Dataset rows for apps and sites:
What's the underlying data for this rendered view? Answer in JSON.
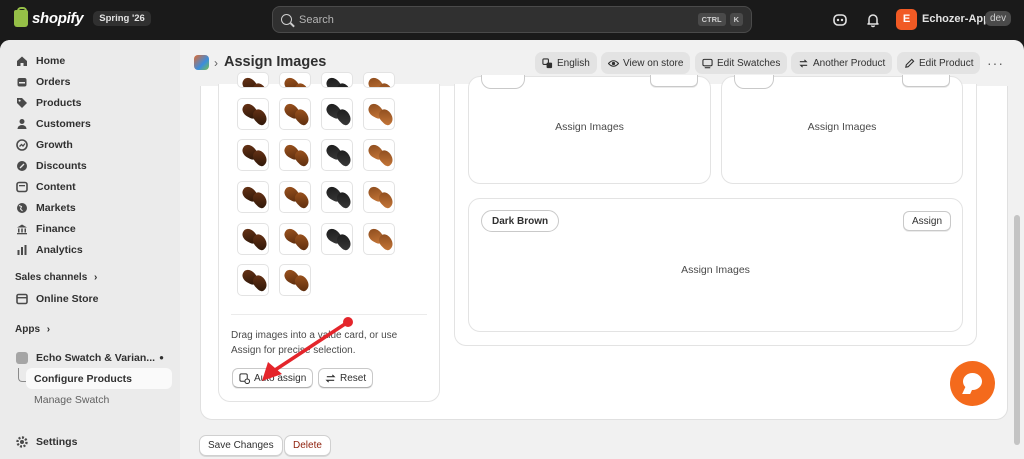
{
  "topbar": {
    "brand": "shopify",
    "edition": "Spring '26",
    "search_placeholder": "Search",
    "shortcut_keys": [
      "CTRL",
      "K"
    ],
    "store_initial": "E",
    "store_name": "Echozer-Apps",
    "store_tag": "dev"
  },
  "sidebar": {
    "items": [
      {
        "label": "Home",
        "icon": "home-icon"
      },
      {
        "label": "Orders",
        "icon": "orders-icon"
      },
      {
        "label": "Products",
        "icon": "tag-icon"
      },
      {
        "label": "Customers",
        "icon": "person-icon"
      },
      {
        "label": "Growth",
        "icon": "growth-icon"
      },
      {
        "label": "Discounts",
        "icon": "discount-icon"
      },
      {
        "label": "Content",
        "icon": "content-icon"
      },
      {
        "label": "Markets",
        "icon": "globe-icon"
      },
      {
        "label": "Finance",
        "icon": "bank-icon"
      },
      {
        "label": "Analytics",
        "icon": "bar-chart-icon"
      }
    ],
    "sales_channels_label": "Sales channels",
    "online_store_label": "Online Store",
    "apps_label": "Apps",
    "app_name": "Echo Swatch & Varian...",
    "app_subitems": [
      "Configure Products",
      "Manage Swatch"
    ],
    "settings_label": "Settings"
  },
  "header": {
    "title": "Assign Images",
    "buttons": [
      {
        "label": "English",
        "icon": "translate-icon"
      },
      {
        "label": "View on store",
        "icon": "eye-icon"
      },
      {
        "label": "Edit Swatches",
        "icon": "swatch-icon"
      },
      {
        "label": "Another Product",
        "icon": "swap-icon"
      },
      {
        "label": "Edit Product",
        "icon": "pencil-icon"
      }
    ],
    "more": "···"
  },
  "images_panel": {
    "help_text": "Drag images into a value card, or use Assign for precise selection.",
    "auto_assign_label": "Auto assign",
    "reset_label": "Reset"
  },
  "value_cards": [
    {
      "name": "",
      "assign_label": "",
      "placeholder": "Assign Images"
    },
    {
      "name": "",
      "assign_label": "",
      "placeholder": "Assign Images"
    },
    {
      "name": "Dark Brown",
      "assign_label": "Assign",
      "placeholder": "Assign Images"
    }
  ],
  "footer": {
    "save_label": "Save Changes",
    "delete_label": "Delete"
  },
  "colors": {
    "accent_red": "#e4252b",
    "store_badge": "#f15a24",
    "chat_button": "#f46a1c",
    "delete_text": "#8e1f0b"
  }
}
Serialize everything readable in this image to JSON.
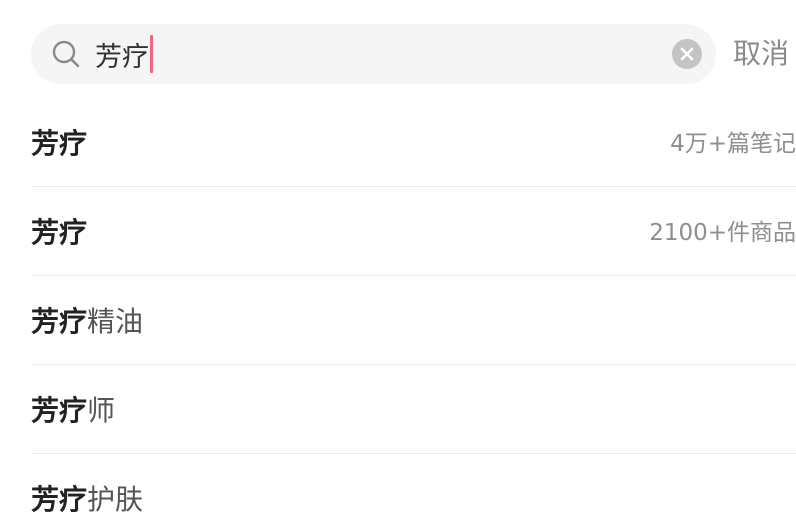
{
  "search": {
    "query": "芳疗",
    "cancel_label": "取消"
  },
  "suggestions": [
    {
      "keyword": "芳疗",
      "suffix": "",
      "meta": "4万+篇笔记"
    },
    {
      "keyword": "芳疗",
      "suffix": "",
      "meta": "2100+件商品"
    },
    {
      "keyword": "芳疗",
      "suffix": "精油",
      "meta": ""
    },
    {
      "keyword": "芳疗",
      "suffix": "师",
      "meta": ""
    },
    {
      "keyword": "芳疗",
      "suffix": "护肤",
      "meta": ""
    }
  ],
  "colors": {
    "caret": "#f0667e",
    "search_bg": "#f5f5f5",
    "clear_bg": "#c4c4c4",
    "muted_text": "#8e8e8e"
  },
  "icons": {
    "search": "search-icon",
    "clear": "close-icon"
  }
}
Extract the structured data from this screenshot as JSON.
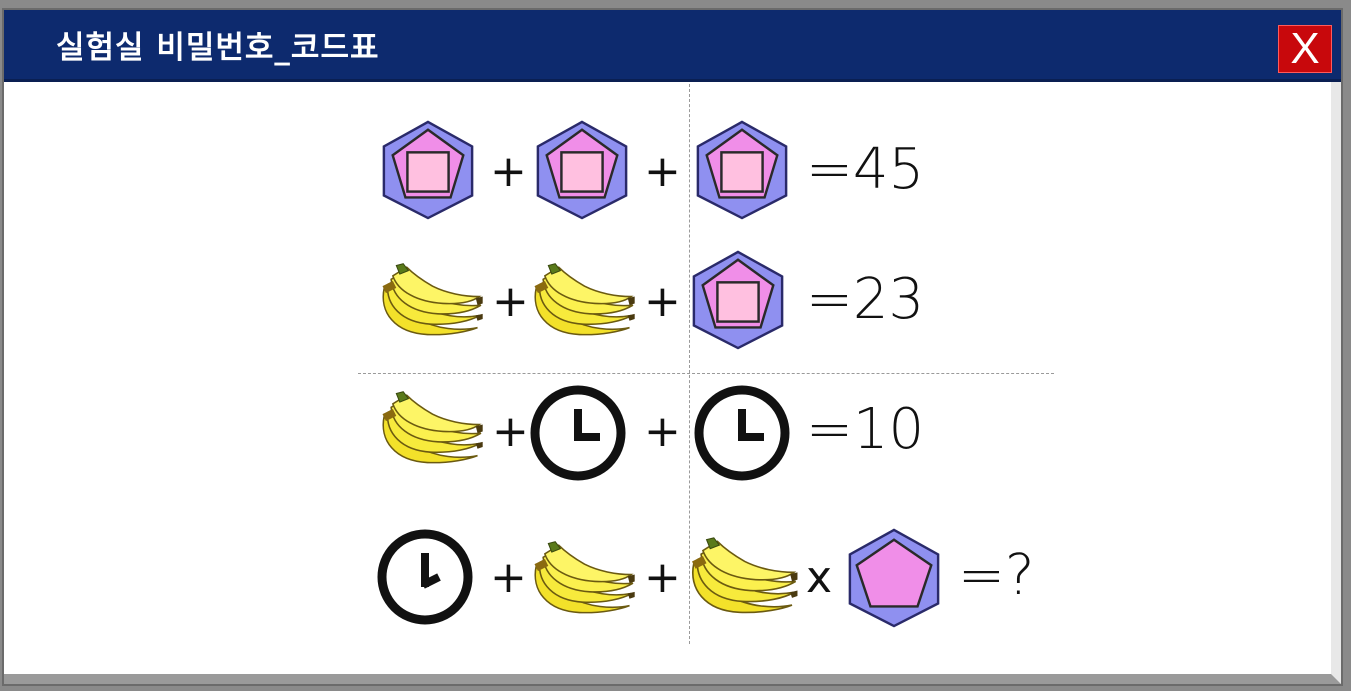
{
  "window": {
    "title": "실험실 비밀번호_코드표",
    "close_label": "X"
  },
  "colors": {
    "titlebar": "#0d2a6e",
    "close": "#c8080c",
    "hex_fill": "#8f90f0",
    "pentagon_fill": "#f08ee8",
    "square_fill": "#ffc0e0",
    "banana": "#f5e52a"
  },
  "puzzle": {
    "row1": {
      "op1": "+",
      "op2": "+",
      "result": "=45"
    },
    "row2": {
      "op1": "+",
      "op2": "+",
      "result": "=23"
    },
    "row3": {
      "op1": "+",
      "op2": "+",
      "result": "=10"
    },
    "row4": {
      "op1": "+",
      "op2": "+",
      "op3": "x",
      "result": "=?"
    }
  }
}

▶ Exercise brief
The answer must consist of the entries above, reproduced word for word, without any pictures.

▶ Task solution
What's the underlying data for this rendered view? Answer in JSON.
{
  "topbar": {
    "brand": "shopify",
    "edition": "Spring '26",
    "search_placeholder": "Search",
    "shortcut_keys": [
      "CTRL",
      "K"
    ],
    "store_initial": "E",
    "store_name": "Echozer-Apps",
    "store_tag": "dev"
  },
  "sidebar": {
    "items": [
      {
        "label": "Home",
        "icon": "home-icon"
      },
      {
        "label": "Orders",
        "icon": "orders-icon"
      },
      {
        "label": "Products",
        "icon": "tag-icon"
      },
      {
        "label": "Customers",
        "icon": "person-icon"
      },
      {
        "label": "Growth",
        "icon": "growth-icon"
      },
      {
        "label": "Discounts",
        "icon": "discount-icon"
      },
      {
        "label": "Content",
        "icon": "content-icon"
      },
      {
        "label": "Markets",
        "icon": "globe-icon"
      },
      {
        "label": "Finance",
        "icon": "bank-icon"
      },
      {
        "label": "Analytics",
        "icon": "bar-chart-icon"
      }
    ],
    "sales_channels_label": "Sales channels",
    "online_store_label": "Online Store",
    "apps_label": "Apps",
    "app_name": "Echo Swatch & Varian...",
    "app_subitems": [
      "Configure Products",
      "Manage Swatch"
    ],
    "settings_label": "Settings"
  },
  "header": {
    "title": "Assign Images",
    "buttons": [
      {
        "label": "English",
        "icon": "translate-icon"
      },
      {
        "label": "View on store",
        "icon": "eye-icon"
      },
      {
        "label": "Edit Swatches",
        "icon": "swatch-icon"
      },
      {
        "label": "Another Product",
        "icon": "swap-icon"
      },
      {
        "label": "Edit Product",
        "icon": "pencil-icon"
      }
    ],
    "more": "···"
  },
  "images_panel": {
    "help_text": "Drag images into a value card, or use Assign for precise selection.",
    "auto_assign_label": "Auto assign",
    "reset_label": "Reset"
  },
  "value_cards": [
    {
      "name": "",
      "assign_label": "",
      "placeholder": "Assign Images"
    },
    {
      "name": "",
      "assign_label": "",
      "placeholder": "Assign Images"
    },
    {
      "name": "Dark Brown",
      "assign_label": "Assign",
      "placeholder": "Assign Images"
    }
  ],
  "footer": {
    "save_label": "Save Changes",
    "delete_label": "Delete"
  },
  "colors": {
    "accent_red": "#e4252b",
    "store_badge": "#f15a24",
    "chat_button": "#f46a1c",
    "delete_text": "#8e1f0b"
  }
}
Serialize everything readable in this image to JSON.
{
  "search": {
    "query": "芳疗",
    "cancel_label": "取消"
  },
  "suggestions": [
    {
      "keyword": "芳疗",
      "suffix": "",
      "meta": "4万+篇笔记"
    },
    {
      "keyword": "芳疗",
      "suffix": "",
      "meta": "2100+件商品"
    },
    {
      "keyword": "芳疗",
      "suffix": "精油",
      "meta": ""
    },
    {
      "keyword": "芳疗",
      "suffix": "师",
      "meta": ""
    },
    {
      "keyword": "芳疗",
      "suffix": "护肤",
      "meta": ""
    }
  ],
  "colors": {
    "caret": "#f0667e",
    "search_bg": "#f5f5f5",
    "clear_bg": "#c4c4c4",
    "muted_text": "#8e8e8e"
  },
  "icons": {
    "search": "search-icon",
    "clear": "close-icon"
  }
}
Extract the structured data from this screenshot as JSON.
{
  "window": {
    "title": "실험실 비밀번호_코드표",
    "close_label": "X"
  },
  "colors": {
    "titlebar": "#0d2a6e",
    "close": "#c8080c",
    "hex_fill": "#8f90f0",
    "pentagon_fill": "#f08ee8",
    "square_fill": "#ffc0e0",
    "banana": "#f5e52a"
  },
  "puzzle": {
    "row1": {
      "op1": "+",
      "op2": "+",
      "result": "=45"
    },
    "row2": {
      "op1": "+",
      "op2": "+",
      "result": "=23"
    },
    "row3": {
      "op1": "+",
      "op2": "+",
      "result": "=10"
    },
    "row4": {
      "op1": "+",
      "op2": "+",
      "op3": "x",
      "result": "=?"
    }
  }
}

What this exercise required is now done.